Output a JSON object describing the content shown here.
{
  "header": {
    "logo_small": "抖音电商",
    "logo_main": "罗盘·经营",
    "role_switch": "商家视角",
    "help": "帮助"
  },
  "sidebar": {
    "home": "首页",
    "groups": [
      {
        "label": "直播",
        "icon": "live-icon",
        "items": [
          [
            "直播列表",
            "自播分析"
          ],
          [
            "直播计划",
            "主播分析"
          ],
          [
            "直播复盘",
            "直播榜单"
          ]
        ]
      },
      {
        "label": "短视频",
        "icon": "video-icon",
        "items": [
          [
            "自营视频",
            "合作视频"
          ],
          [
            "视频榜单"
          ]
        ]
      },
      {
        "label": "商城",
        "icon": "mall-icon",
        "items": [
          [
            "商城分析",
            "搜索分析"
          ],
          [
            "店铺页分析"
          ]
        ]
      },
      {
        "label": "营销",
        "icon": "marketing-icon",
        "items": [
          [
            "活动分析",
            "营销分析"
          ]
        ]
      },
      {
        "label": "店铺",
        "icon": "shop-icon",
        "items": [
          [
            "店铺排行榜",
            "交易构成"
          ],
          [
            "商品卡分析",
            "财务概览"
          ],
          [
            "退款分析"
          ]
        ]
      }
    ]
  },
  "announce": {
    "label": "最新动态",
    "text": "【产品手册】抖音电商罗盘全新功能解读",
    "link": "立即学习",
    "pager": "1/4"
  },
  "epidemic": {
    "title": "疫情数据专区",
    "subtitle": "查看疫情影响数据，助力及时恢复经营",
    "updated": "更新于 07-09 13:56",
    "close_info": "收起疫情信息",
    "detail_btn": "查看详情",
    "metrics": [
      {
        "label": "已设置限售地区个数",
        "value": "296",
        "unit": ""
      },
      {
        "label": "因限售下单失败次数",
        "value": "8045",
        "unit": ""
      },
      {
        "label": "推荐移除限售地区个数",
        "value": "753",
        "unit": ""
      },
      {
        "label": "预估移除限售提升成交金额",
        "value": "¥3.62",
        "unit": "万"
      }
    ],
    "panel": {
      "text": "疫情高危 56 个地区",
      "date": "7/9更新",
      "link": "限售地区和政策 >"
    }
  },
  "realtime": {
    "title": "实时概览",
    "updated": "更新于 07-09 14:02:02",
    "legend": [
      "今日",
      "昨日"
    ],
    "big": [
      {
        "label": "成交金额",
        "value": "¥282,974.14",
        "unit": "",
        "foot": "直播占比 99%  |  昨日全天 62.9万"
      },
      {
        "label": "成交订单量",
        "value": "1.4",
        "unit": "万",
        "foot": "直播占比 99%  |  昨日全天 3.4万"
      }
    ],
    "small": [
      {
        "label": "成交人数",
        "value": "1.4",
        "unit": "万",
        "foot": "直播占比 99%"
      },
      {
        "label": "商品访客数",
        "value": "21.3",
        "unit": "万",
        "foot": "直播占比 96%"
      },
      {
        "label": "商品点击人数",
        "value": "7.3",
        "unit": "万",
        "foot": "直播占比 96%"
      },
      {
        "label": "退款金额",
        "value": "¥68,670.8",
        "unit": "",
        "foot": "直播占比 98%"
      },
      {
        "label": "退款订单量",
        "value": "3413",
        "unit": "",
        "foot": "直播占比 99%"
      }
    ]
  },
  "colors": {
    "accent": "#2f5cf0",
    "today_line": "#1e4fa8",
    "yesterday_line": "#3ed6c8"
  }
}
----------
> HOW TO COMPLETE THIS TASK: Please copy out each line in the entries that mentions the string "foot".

> PROBLEM SOLUTION:
        "foot": "直播占比 99%  |  昨日全天 62.9万"
        "foot": "直播占比 99%  |  昨日全天 3.4万"
        "foot": "直播占比 99%"
        "foot": "直播占比 96%"
        "foot": "直播占比 96%"
        "foot": "直播占比 98%"
        "foot": "直播占比 99%"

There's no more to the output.